Search the data below for the word "Headers" and copy each line that holds it.
***** Data to use
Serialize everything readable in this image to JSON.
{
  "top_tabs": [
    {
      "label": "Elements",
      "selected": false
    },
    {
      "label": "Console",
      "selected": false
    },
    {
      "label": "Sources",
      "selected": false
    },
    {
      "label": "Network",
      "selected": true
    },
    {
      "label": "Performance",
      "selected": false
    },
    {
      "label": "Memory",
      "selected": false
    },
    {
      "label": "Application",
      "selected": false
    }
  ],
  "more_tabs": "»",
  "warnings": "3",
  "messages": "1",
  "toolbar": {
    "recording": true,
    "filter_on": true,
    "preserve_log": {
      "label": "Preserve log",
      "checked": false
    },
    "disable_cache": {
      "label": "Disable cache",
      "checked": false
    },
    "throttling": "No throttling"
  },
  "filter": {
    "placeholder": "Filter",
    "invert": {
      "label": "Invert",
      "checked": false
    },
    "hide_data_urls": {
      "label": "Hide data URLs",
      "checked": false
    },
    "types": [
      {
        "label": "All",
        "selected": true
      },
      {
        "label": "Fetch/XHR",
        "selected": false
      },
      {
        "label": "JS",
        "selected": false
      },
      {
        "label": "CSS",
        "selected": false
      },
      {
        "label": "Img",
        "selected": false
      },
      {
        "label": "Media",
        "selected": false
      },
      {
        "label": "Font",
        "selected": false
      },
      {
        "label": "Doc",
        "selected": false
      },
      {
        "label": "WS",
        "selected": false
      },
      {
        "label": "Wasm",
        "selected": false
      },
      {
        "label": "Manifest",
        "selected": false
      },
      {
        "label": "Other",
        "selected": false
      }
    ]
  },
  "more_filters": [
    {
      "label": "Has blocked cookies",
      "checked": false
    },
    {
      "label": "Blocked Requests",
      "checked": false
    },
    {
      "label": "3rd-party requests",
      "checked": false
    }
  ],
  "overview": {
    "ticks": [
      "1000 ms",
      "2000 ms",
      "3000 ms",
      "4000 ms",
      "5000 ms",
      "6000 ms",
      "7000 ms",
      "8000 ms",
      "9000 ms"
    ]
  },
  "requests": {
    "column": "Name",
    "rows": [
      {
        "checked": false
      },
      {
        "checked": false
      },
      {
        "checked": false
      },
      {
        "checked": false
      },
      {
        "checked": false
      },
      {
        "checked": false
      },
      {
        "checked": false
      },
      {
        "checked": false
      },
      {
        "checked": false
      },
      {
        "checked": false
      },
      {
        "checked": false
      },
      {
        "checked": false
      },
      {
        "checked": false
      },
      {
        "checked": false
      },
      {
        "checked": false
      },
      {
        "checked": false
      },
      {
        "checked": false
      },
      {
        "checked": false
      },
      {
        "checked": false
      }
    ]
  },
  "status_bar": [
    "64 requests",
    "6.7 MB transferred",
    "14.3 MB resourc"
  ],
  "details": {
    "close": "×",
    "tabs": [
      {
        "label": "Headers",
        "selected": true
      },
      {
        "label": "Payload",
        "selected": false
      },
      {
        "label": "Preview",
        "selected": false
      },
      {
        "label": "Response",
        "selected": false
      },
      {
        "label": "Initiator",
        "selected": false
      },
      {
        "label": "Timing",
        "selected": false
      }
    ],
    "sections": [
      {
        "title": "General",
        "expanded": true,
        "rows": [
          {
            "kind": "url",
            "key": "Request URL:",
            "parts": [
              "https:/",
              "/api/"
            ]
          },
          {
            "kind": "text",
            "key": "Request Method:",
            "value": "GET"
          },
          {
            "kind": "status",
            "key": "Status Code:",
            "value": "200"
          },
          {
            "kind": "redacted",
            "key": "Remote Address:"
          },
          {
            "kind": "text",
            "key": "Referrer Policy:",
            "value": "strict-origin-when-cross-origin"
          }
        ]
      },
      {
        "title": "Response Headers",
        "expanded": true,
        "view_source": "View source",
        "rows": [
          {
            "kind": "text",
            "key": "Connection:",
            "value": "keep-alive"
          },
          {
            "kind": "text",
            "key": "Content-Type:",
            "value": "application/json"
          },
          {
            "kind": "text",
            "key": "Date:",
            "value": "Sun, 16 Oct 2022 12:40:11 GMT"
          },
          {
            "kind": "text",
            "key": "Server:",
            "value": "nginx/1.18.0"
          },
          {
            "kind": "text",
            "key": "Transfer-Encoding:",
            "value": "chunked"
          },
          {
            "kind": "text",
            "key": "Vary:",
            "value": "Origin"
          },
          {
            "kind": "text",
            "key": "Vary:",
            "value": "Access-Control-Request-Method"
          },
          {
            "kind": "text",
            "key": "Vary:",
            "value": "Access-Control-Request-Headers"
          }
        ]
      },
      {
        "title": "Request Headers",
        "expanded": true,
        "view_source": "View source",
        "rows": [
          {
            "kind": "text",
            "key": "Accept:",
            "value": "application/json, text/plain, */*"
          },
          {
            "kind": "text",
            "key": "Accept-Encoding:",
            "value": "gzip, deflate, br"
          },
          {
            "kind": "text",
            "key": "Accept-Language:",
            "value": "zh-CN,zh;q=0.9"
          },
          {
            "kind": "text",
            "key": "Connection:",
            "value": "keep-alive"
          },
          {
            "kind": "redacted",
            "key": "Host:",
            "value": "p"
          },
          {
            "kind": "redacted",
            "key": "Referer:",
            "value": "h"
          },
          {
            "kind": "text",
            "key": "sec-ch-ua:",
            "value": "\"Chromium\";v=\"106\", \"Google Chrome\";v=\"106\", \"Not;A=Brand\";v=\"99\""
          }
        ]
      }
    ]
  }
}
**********
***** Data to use
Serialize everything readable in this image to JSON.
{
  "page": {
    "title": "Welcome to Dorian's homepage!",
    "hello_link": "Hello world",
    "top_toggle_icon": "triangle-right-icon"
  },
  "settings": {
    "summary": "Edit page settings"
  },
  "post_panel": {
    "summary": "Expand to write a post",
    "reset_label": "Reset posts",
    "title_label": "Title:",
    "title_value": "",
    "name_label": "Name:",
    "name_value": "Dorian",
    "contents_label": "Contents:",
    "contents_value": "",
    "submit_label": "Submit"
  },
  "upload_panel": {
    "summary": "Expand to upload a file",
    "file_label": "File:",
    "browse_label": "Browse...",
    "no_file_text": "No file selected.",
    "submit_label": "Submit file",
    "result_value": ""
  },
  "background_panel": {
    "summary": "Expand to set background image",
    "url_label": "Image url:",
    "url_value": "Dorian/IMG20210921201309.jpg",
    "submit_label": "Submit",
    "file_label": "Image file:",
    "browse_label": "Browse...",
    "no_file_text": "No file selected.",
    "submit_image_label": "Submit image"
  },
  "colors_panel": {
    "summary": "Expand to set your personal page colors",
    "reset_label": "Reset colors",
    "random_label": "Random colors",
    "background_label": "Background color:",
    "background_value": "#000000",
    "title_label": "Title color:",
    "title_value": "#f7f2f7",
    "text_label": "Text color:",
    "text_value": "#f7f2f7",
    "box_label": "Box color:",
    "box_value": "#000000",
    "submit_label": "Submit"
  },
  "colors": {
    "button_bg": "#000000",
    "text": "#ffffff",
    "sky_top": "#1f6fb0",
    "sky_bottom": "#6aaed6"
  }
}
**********
* [Output of the task]
        "label": "Headers",
        "title": "Response Headers",
            "value": "Access-Control-Request-Headers"
        "title": "Request Headers",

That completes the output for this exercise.